Given all the above features, XGBoost has the advantage of being memory-efficient and its performance is superior to sklearn’s GradientBoosting.

19. Can you use SVM with a custom kernel in Scikit-Learn?

Answer: Yes, we can use our own defined kernels by passing a function to the kernel parameter.

Our custom kernel must take as arguments two matrices of shape (n_samples_1, n_features), (n_samples_2, n_features) and return a kernel matrix of shape (n_samples_1, n_samples_2).

For example,

import numpy as np
from sklearn import svm
def my_kernel(X, Y):
… return, Y.T)

clf = svm.SVC(kernel=my_kernel)

20. How does sklearn KNeighborsClassifier compute class probabilites when setting weights=’uniform’?


21. When you would use StratifiedKFold instead of KFold?


  • KFold is a cross-validator that divides the dataset into k folds.

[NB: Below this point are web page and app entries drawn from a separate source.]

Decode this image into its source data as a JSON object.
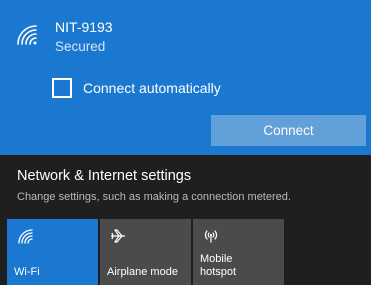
{
  "network": {
    "name": "NIT-9193",
    "status": "Secured",
    "auto_connect_label": "Connect automatically",
    "auto_connect_checked": false,
    "connect_label": "Connect"
  },
  "settings": {
    "title": "Network & Internet settings",
    "description": "Change settings, such as making a connection metered."
  },
  "quick_actions": [
    {
      "label": "Wi-Fi",
      "icon": "wifi-icon",
      "active": true
    },
    {
      "label": "Airplane mode",
      "icon": "airplane-icon",
      "active": false
    },
    {
      "label": "Mobile\nhotspot",
      "icon": "hotspot-icon",
      "active": false
    }
  ],
  "colors": {
    "accent": "#1b78d0",
    "connect_button": "#62a0da",
    "panel_bg": "#1f1f1f",
    "inactive_tile": "#4b4b4b"
  }
}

If shuffle is set to False, consecutive folds will be the shifted version of the previous fold. If shuffle is set to True, then the splitting will be random.
  • StratifiedKFold takes the cross-validation one step further. The class distribution in the dataset is preserved in the training and test splits, i.e. each fold of the dataset has the same proportion of observations with a given label.

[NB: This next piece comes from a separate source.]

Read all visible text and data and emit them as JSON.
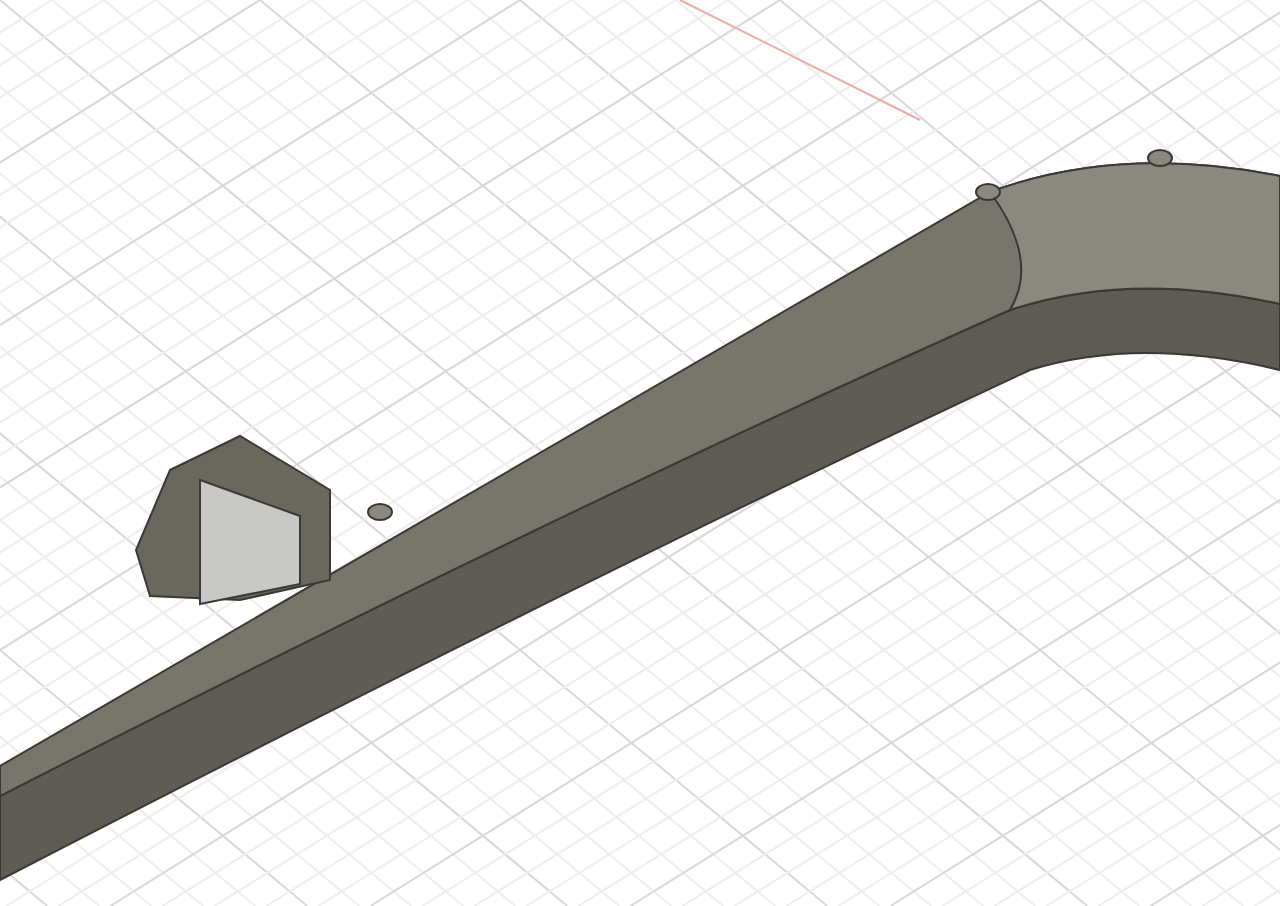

Therefore, we should prefer StratifiedKFold over KFold when dealing with classifications tasks with imbalanced class distributions.

22. How to predict time series in scikit-learn?

Answer: Time Series is a collection of data points collected at constant time intervals. Time-series prediction is based on the theory that the current values more or less depends on the past ones. A time series has two basic components: Mean and Variance. Ideally, you would like to control this component, for the variability, you can simply apply a logarithm transformation on the data, and for the trend, you can differentiate it.

In the case of prediction of time series data, RNN or LSTM algorithm (Deep Learning) has been widely utilized, but scikit does not provide the built-in algorithm of it. So, you might be better off studying Tensorflow or Pytorch framework which are common tools to enable you to build the RNN or LSTM model.

23. Is any custom distance function using scikit-learn K-Means Clustering?

Answer: Unfortunately no: by definition, the k-means clustering algorithm relies on the euclidean distance from the mean of each cluster. It has no metric parameter and it is not trivial to extend k-means to other distances. You could use a different metric, so even though you are still calculating the mean you could use something like the Mahalanobis distance.

24. What does the “fit()” method in scikit-learn do?

Answer: Fitting your model (using fit() method) to the training data is essentially the training part of the modeling process. The fit() method finds the coefficients for the equation specified via the algorithm being used. During the process, this method modifies the object and returns a reference to the object. After it is trained, the model can be used to make predictions, usually with a .predict() method call.

25. Is it possible in scikit-learn to split into three sets directly?


Rajesh Kumar
Follow me
Notify of
Inline Feedbacks
View all comments
Would love your thoughts, please comment.x